**EXERCISE BRIEF**
In the material below, find each line holding the string "Settings" and copy it.

--

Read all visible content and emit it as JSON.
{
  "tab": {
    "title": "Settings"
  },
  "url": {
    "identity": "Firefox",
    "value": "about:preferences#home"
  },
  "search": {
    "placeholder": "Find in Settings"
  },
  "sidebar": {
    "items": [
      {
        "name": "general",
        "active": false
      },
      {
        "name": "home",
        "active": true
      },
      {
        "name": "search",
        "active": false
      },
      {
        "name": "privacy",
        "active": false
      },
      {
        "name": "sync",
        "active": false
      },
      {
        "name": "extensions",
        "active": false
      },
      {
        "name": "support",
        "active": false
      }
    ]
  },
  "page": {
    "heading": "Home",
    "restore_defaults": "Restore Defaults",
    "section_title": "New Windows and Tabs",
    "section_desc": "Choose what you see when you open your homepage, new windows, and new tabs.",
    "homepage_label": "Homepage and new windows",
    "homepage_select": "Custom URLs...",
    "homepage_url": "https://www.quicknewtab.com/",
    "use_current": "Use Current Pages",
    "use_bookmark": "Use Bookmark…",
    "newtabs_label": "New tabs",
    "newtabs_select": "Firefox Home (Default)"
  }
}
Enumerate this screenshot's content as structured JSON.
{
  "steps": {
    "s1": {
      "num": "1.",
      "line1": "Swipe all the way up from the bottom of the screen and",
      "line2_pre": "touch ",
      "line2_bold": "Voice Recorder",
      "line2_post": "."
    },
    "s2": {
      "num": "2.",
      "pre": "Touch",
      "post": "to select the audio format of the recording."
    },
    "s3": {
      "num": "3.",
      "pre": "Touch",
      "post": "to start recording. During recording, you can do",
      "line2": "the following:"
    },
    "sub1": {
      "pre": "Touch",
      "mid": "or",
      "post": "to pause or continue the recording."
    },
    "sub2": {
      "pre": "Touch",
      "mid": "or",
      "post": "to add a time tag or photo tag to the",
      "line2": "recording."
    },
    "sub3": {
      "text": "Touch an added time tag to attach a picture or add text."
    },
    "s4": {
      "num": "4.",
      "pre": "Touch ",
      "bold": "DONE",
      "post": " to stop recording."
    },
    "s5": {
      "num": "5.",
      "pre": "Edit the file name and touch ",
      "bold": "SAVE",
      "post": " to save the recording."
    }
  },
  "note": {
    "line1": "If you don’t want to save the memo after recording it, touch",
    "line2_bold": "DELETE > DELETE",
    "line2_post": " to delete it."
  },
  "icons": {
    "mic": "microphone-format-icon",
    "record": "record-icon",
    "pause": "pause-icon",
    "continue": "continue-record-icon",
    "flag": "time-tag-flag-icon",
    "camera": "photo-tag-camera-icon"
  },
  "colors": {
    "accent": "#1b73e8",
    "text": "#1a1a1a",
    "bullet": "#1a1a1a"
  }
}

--

**ANSWER TO THIS EXERCISE**
    "title": "Settings"
    "placeholder": "Find in Settings"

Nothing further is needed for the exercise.